But the stakes are much higher today. “If things worked out negatively in this crisis, the effects of that would be much bigger. I think it probably is the worst crisis the European integration process has lived through,” Emmanouilidis said.
Hitting the streets
The magnitude the crisis and the austerity measures to follow has given the crisis a broader social dimension.
Leaders were unable to respond to the increasing lack of trust from their own people, with 2011 witnessing the fall of governments - including Greece, Italy, Spain, Slovenia, Slovakia, Denmark - and the rise of the “indignados” movement, which originated in the Puerta de Sol in Madrid.
Their marches went beyond Spain, hitting Brussels, Italy and influencing the "Occupy Wall Street" protests in New York. The Madrid protests reflected the rising level of frustration, despair and collective anger among the younger generation of Europeans over joblessness and political exclusion.
“It comes to the fundamental question of whether the sovereign crisis is part of a much larger crisis which affects all democracies,” Emmanouilidis said.
Meanwhile, the euro crisis has made the unthinkable become thinkable.
First, the euro-exit taboo has been broken. It’s the very foundations of the EU that are threatened and the effects of the crisis worsening and becoming unstoppable would be “enormous”, Emmanouilidis said.
But the one good sign arising from the crisis: awareness of how serious the EU crisis is.
One year ago, many of Europe's politicians were not aware of the potential implications of the crisis and still thought of it as being a peripheral one. That is no longer the case.
“Every great integration step in Europe came on the heels of a crisis. It's always been this way, and it could also be the solution today,” German Finance Minister Wolfgang Schäuble recently said in an interview with the weekly Der Spiegel.
Brussels political analyst Emmanouilidis says political leaders are recognising the need to act and to learn lessons. Leaders have taken steps stabilise the euro and strengthen economic governance. EU nations are cooperating at an economic level like never before.

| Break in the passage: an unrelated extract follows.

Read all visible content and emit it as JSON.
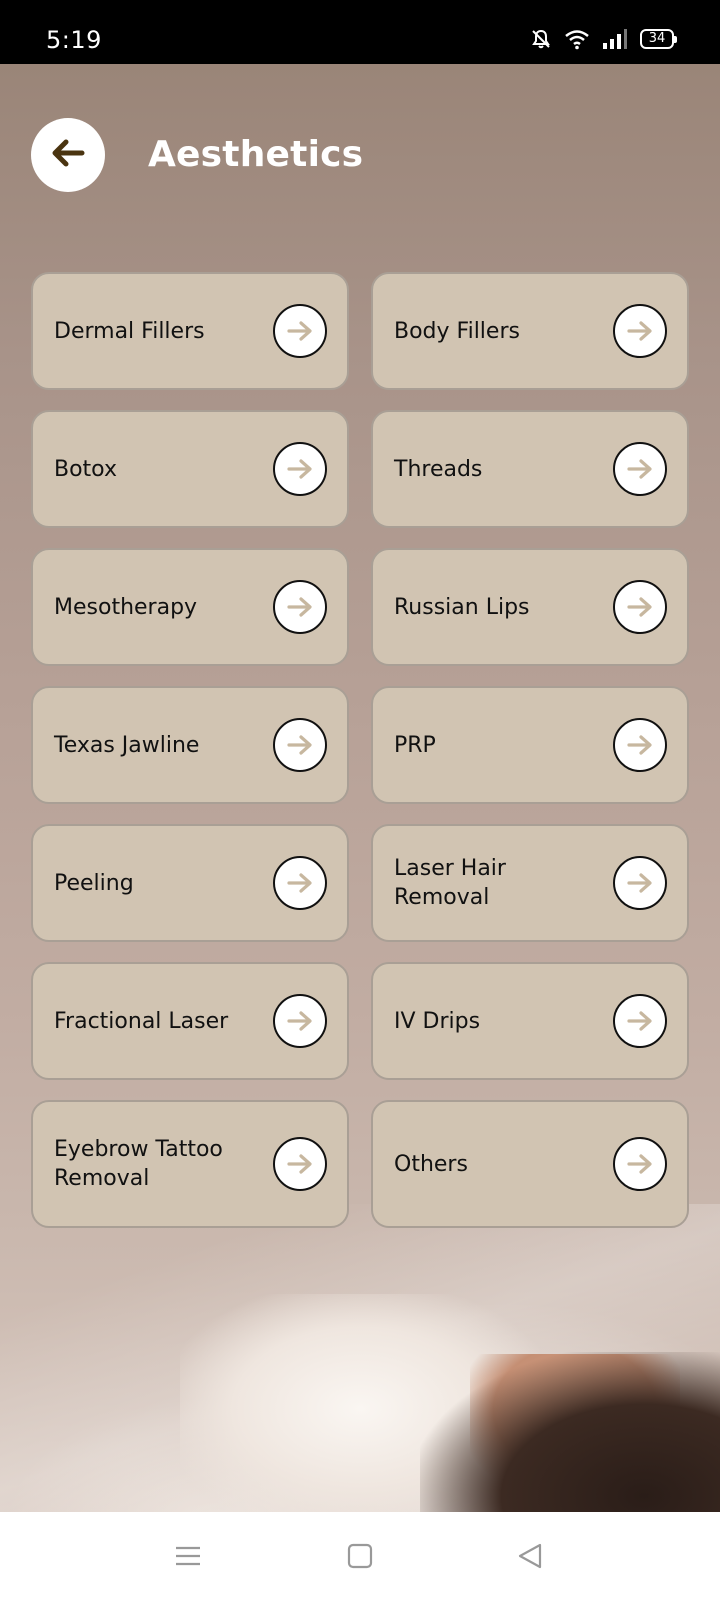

"We are becoming more and more aware that mistakes have been committed and that you have to reassess things that have been done over the past 15-18 months and say: did we do any mistakes? Do we have to change anything?”
“The year 2010 was bad and we then thought, 2011 must be better. Well, it wasn’t better. So what 2012 will bring we do not know. What we do know is that this will be a long and bumpy road, with ups and downs, positive developments and setbacks,” Emmanouilidis said.
All hope is not lost for 2011.
Herman Van Rompuy, the European Council president, wrote on Facebook: "We will look back at what we achieved … it will be perceived by future historians as laying the foundations that ensured the crisis never recurred”.
Van Rompuy said that 2011 might seem like an "annus horribilis", but it would prove to be "an annus mirabilis".